*** Listed records
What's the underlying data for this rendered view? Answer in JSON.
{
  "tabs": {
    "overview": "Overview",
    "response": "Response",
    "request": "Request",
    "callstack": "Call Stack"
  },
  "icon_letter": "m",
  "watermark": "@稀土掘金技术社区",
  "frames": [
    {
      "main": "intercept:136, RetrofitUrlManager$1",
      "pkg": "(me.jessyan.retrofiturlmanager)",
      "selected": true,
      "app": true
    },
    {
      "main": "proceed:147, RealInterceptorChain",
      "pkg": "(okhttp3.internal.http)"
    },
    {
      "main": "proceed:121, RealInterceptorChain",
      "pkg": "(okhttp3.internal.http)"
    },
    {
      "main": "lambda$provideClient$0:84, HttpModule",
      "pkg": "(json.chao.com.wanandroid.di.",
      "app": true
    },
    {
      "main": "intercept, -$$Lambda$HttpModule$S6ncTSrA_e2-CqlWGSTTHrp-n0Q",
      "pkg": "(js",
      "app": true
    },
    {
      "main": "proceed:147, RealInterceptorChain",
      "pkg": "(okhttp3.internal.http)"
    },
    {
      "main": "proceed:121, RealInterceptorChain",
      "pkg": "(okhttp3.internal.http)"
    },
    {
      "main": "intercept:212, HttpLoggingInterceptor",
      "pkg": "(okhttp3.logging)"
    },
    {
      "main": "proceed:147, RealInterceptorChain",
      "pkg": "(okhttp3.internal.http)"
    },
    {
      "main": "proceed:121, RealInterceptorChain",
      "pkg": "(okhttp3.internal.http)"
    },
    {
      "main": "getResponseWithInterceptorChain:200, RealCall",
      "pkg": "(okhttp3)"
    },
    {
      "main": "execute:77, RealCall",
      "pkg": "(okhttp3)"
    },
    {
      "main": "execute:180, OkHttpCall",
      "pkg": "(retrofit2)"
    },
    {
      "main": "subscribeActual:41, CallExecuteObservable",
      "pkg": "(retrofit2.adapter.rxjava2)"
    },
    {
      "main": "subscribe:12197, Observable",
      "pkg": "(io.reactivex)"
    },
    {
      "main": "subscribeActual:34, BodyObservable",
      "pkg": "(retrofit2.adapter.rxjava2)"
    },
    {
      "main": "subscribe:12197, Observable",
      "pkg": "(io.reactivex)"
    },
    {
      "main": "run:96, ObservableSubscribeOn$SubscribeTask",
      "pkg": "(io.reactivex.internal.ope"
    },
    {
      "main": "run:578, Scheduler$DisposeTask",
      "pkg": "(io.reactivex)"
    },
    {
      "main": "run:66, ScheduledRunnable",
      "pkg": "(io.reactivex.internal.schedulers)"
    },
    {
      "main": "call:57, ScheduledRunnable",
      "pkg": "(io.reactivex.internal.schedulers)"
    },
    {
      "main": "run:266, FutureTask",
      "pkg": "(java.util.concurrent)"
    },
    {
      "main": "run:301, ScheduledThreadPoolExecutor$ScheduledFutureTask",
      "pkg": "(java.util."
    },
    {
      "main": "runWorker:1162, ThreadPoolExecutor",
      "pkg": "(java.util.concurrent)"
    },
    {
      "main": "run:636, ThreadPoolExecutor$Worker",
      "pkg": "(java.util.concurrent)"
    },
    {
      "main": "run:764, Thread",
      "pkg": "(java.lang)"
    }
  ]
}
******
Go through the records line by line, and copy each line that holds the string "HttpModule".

◆ Expected output ◆
      "main": "lambda$provideClient$0:84, HttpModule",
      "main": "intercept, -$$Lambda$HttpModule$S6ncTSrA_e2-CqlWGSTTHrp-n0Q",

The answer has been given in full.